The definitions below were taken from SSA.gov and for informational purposes only. You should consult a representative from the Social Security Administrative or your attorney if you have additional questions about the application process.
Disabled: The Social Security Administration (or “SSA”) pays benefits for total disability and not partial or short-term disability.
SSA considers someone disabled if:
1. You cannot do the work that you did before;
2. SSA decides that you cannot adjust to other work because of your medical condition(s); and
3. Your disability has lasted or is expected to last for at least one year or to result in death.
Social Security Disability Insurance (SSDI):
Each individual case is different and you should consult your attorney if you have questions about your case. In addition to the aforementioned requirements, in order to receive SSDI, SSA requires a certain amount of work credits to qualify for disability benefits. Additional information about this criteria can be found on the SSA website.
Supplemental Security Income (SSI):
Someone who does not have the necessary work credits, but still qualifies as being disabled under the SSA qualification(s), can receive SSI. Other people who may qualify for SSI include: low-income people 65 years old or older and blind individuals. This includes disabled and blind children.
The initial step in the application process often includes presenting your work history to the SSA. The SSA representative can assist in determining if you may initially qualify with the necessary work credits. You should consult your attorney of a representative from the SSA if you have additional questions whether you should apply for SSDI or SSI.

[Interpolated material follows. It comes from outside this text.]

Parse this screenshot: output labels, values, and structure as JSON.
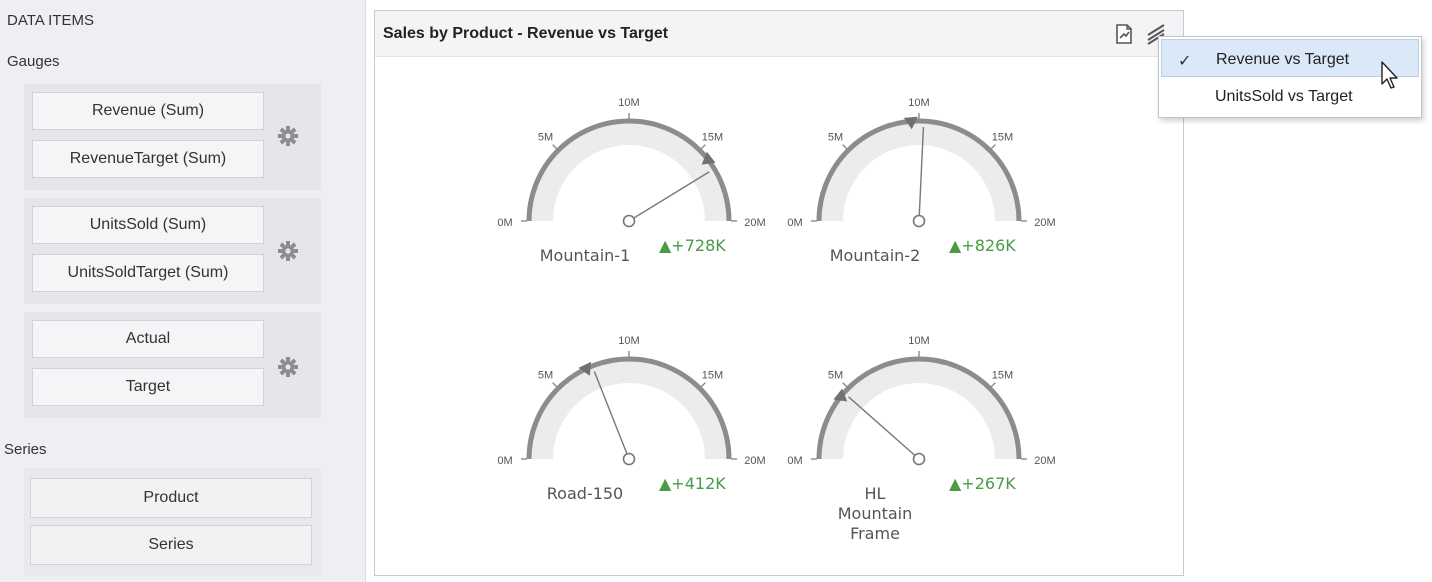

As mentioned, if you do not have an attorney, you can contact me directly by calling (800) 580-7432 for a free consultation. If I decide to take your case, my office is not paid unless your case is successful.